* GOAL OF THE EXERCISE
Each line of the listing below that includes "days" should be reported.

* INFORMATION SUPPLIED

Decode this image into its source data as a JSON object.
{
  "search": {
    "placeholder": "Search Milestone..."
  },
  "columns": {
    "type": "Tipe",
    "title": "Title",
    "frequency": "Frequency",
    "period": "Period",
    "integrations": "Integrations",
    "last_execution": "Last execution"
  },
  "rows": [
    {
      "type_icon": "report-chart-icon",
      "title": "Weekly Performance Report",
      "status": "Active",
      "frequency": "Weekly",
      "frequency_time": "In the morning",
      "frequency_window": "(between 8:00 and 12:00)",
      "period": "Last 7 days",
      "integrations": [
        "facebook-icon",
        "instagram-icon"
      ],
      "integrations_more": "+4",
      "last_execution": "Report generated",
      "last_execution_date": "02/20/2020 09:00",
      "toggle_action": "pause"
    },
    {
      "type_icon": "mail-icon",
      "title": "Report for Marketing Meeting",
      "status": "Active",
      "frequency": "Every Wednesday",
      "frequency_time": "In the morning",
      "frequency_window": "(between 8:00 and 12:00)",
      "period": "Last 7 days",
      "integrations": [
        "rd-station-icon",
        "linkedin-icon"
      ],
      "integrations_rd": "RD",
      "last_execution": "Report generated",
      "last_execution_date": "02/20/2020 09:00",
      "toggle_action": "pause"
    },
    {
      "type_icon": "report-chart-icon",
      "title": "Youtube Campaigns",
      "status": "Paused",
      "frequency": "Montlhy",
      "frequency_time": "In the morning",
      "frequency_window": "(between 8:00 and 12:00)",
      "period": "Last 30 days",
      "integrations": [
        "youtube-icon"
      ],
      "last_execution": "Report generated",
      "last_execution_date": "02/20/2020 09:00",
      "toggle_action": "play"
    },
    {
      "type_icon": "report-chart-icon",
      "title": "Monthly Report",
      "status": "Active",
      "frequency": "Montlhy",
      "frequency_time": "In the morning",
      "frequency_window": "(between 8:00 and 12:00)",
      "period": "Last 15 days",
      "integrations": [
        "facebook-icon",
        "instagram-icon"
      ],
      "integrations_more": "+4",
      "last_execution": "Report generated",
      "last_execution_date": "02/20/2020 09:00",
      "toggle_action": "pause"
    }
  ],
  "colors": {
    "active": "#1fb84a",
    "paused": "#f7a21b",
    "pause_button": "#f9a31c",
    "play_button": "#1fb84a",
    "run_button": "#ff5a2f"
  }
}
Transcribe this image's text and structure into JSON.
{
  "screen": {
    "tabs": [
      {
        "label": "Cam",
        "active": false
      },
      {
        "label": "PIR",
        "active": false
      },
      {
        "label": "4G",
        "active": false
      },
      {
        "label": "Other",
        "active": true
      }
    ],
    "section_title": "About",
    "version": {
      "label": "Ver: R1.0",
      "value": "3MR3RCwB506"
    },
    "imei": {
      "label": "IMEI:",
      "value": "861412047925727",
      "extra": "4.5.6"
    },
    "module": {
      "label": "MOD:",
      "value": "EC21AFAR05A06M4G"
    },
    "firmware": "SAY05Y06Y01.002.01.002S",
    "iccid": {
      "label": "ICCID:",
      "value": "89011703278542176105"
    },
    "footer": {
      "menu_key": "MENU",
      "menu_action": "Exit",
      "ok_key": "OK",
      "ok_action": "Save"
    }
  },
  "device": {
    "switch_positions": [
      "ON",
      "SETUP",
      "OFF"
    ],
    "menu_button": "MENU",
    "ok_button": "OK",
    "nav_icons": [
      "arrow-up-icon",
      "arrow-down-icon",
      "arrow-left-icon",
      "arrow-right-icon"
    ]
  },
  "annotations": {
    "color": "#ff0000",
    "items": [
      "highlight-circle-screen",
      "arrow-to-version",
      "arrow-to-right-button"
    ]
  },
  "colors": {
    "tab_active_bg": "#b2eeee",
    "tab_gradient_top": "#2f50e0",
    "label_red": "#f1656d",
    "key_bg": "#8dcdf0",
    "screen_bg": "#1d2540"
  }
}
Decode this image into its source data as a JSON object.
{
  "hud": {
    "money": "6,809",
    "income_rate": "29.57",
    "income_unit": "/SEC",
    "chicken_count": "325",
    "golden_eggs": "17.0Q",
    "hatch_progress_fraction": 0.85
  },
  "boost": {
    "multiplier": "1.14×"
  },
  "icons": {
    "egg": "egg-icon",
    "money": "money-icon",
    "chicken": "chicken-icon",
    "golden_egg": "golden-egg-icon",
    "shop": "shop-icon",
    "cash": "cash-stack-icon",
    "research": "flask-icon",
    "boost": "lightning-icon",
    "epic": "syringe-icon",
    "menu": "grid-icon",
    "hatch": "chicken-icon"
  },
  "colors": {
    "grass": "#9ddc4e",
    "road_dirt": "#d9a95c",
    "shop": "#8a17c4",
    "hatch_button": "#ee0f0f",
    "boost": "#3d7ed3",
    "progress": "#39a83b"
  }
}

* ANSWER FOR THIS EXERCISE
      "period": "Last 7 days",
      "period": "Last 7 days",
      "period": "Last 30 days",
      "period": "Last 15 days",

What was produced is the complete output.